Take a 360-degree flight over Oroville Dam and the spillway under repair, mid-July 2018
The price tag for the 2017 crisis at Oroville Dam has surged past $1 billion.
On Wednesday, the state Department of Water Resources revealed a $1.1 billion cost estimate for the massive repair work at America’s tallest dam. The cost of the emergency response, and the subsequent repairs to the dam’s two flood-control spillways, has periodically risen since officials made their initial estimates following the crisis, which triggered the evacuation of 188,000 residents.
DWR spokeswoman Erin Mellon, citing the enormity of the repair project, told reporters on a conference call that cost estimates “may be adjusted further” as work continues into 2019. DWR said it expects to have the dam’s two spillways substantially rebuilt by Nov. 1 and ready for the winter rains.
The state expects the federal government to pick up the lion’s share of the costs.
DWR’s first cost estimate, in the earliest days of the emergency, was $200 million. In January, nearly a year later, DWR officials said the price had grown to $870 million.
Mellon said the rising costs include more money to excavate the hillside beneath the dam’s emergency spillway, road construction and removal of debris and sediment from the Feather River channel at the base of the two spillways.
Since the crisis, state officials have said they expect the Federal Emergency Management Agency to reimburse the state for up to 75 percent of the costs, with the local water districts that store water behind Oroville Dam covering the rest.
So far Mellon said FEMA agreed to pay 75 percent of the $116 million in costs submitted by the state. That figure hasn’t changed since January. Mellon said the state is still submitting expenses to FEMA for possible reimbursement, but the process could take a long time before it’s all sorted out.
But the possibility that FEMA could reject some of the state’s funding requests have lingered since the spring 2017 when then-DWR Director Bill Croyle told a legislative hearing that FEMA could reject reimbursement if the agency believed the crisis was caused by poor maintenance.

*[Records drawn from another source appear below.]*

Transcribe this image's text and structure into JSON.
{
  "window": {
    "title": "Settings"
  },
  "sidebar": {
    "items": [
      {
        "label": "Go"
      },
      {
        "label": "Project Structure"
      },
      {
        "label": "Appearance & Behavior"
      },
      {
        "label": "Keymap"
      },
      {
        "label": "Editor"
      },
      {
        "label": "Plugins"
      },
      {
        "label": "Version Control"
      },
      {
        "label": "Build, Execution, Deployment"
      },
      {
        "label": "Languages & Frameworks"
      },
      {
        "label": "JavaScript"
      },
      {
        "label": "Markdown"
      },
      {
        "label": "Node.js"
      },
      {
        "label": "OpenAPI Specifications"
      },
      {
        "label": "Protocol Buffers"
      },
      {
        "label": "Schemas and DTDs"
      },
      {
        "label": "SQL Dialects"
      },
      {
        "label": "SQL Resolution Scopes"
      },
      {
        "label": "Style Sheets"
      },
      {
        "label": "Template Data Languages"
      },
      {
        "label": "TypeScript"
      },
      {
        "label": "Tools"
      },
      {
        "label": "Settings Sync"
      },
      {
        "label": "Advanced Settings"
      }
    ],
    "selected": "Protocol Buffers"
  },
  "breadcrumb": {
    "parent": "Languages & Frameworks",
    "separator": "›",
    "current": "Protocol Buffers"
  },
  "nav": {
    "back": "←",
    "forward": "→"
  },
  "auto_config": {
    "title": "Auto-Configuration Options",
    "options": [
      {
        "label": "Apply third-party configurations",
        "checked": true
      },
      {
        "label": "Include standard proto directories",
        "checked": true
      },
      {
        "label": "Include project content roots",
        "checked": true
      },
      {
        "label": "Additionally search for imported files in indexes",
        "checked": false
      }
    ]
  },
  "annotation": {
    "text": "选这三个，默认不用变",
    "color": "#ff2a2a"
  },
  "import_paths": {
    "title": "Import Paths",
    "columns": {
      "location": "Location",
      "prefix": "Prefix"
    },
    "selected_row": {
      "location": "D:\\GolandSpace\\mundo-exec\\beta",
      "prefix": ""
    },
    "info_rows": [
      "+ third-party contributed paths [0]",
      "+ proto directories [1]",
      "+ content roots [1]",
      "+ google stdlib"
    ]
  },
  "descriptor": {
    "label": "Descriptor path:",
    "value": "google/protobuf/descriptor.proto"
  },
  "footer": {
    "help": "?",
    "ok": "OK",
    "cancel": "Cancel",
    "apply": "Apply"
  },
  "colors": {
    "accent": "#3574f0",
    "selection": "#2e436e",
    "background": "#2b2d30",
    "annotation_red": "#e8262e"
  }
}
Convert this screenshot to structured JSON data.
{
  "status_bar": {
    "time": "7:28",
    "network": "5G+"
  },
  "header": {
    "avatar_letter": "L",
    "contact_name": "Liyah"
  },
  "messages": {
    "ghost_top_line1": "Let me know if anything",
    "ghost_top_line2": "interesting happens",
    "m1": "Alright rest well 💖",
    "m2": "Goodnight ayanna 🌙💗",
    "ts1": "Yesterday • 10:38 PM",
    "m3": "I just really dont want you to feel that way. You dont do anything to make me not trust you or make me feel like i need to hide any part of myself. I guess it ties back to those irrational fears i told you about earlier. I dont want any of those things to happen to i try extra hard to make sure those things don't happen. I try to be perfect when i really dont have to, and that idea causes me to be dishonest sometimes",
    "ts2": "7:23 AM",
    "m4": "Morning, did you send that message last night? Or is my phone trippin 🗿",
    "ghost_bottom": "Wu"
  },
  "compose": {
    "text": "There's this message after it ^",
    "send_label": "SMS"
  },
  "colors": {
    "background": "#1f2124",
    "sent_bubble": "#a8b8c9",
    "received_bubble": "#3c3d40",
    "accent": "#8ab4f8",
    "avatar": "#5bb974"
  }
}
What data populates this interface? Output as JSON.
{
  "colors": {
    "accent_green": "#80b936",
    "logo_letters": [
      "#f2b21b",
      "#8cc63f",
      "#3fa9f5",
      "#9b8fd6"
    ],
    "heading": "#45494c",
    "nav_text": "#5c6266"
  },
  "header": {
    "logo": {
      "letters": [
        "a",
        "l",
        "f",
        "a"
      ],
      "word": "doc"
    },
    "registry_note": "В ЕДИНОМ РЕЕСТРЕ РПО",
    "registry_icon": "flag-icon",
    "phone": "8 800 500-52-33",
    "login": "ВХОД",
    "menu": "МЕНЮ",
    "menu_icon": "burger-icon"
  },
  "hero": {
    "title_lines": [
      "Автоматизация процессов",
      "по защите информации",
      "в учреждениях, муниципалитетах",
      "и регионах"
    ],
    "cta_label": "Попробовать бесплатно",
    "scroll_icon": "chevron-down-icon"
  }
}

In January, a team of independent engineers concluded that poor maintenance was a factor in the emergency, along with poor design and construction. The forensic team said the state and federal officials who inspected Oroville Dam relied too heavily on visual inspections, ignoring blueprints, construction records and other documented clues that could have warned them about the dam’s troubled flood-control spillway long before it fractured in February 2017.
The team said the spillway failure at Oroville was likely caused by longstanding problems with cracks in the concrete and a faulty drainage system underneath the concrete chute that was too thin in places.
Mellon said Wednesday that the forensic team’s conclusion isn’t expected to jeopardize reimbursement by FEMA. The team “clearly stated that the incident couldn’t have been prevented based on what was current practices on inspections and evaluations by dam owners and regulators, both state and federal,” she said.
Neither spillway has been activated since spring 2017. State officials said the main spillway could have been safely used if water levels had risen high enough at Lake Oroville.
Oroville’s crisis began Feb. 7, 2017, when a giant crater appeared in the dam’s main spillway as heavy rains soaked Northern California, prompting dam operators to reduce water releases in an effort to limit the damage.
As the reservoir filled, water poured over the never-used emergency spillway, which rests atop an unlined hillside that holds back the lake.
The hillside began eroding. Fearing it would collapse and unleash “a wall of water,” law enforcement ordered the immediate evacuation of 188,000 downstream residents. The crisis passed when dam operators dramatically ramped up water releases from the main spillway, lowering lake levels.
Residents were allowed to return home after two days, but the water releases destroyed much of what was left of the main spillway, necessitating the two-year repair effort led by contractor Kiewit Corp. of Omaha, Neb.